US3166367 *Oct 15, 1962Jan 19, 1965Soc Civ D Rech Etudes IndDemountable door hinge
Referenced by
Citing PatentFiling datePublication dateApplicantTitle
US3897847 *Jun 26, 1972Aug 5, 1975Deere & CoTractor front end construction
US3918540 *Jan 29, 1973Nov 11, 1975Allis ChalmersRemovable side panel
US4037682 *Feb 20, 1976Jul 26, 1977Fiat-Allis Construction Machinery, Inc.Engine compartment enclosure
US4070074 *Apr 25, 1977Jan 24, 1978Superior Steel Door & Trim Co., Inc.Tamper-proof cabinet
US4108266 *Apr 28, 1977Aug 22, 1978Towmotor CorporationBattery enclosure for a lift truck
US4482023 *May 18, 1982Nov 13, 1984International Harvester Co.Self-looking portable panel
US4669563 *Apr 17, 1986Jun 2, 1987Paccar, Inc.Quick-release arrangement for releasably-pivotally supporting two members together
US6371581 *Apr 5, 2000Apr 16, 2002Royla Vendors, Inc.Vending machine with quick release door
US7404363Oct 8, 2003Jul 29, 2008Lokaway Pty. LtdSecurity door and frame construction
US7793600Sep 14, 2010Lokaway Pty. Ltd.Security door and frame construction
US7975433Jul 6, 2006Jul 12, 2011Lokaway Pty. Ltd.Door mount for a safe
US8171866Sep 22, 2006May 8, 2012Lokaway Pty. Ltd.Safe construction for swing and slide door
US9004546Sep 2, 2009Apr 14, 2015Lokaway Pty. Ltd.Security box
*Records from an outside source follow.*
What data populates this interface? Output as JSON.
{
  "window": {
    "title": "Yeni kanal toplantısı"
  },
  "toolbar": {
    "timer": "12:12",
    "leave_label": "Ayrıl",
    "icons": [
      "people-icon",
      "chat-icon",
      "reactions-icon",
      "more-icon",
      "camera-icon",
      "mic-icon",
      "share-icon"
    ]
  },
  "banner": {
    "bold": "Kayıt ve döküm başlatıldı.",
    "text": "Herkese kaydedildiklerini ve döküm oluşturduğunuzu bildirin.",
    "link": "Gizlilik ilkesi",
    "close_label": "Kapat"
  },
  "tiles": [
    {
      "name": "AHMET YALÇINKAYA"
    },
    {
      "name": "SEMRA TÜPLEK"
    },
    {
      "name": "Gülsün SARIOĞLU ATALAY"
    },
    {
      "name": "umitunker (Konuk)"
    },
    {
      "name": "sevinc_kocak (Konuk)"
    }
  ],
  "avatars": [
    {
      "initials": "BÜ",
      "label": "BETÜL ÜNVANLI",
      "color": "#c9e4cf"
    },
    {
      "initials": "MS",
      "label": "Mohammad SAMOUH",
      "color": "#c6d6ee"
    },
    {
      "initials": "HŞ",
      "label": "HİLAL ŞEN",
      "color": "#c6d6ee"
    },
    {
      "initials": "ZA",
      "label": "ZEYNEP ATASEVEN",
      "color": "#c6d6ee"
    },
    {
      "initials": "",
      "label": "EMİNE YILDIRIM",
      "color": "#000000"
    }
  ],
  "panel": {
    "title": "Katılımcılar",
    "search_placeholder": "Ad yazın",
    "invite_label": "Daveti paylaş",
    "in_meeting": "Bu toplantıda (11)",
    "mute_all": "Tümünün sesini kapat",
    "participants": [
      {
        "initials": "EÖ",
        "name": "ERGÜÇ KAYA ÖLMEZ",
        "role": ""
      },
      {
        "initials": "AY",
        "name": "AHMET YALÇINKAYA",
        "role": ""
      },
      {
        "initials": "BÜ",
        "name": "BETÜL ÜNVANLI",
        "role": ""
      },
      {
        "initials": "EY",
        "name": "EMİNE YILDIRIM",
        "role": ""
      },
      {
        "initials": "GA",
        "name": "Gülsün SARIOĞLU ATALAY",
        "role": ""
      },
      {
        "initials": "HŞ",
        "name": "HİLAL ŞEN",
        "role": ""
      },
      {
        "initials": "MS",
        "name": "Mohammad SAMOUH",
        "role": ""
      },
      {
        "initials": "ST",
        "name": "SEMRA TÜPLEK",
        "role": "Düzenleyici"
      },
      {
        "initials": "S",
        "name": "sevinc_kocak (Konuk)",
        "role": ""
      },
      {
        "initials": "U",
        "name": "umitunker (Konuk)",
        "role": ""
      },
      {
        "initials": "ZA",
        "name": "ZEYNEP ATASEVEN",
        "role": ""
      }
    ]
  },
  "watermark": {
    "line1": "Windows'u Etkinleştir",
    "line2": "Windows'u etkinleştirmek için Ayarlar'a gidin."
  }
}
US20060037519 *Oct 8, 2003Feb 23, 2006Brett DunstanSecurity door and frame construction
US20090064908 *Jul 23, 2008Mar 12, 2009Lokaway Pty.Ltd.Security door and frame construction
US20090260552 *Sep 22, 2006Oct 22, 2009Lokaway Pty. Ltd.Safe Construction for Swing and Slide Door
US20100031857 *Feb 11, 2010Lokaway Pty. Ltd.Sequential safe door opening
US20150271937 *Dec 29, 2014Sep 24, 2015Wistron CorporationElectronic device and enclosure and panel structure thereof
USB327674 *Jan 29, 1973Jan 28, 1975 Title not available
DE2706206A1 *Feb 14, 1977Aug 25, 1977Fiat Allis Construct MachineMotorraum-verkleidung
EP1143390A2Apr 3, 2001Oct 10, 2001ROYAL VENDORS, Inc.Vending machine with quick-release door
U.S. Classification49/257, 180/69.2, 49/465, 16/257
International ClassificationB62D25/10
Cooperative ClassificationB62D25/10, E05D3/022, E05Y2900/536
European ClassificationE05D3/02B, B62D25/10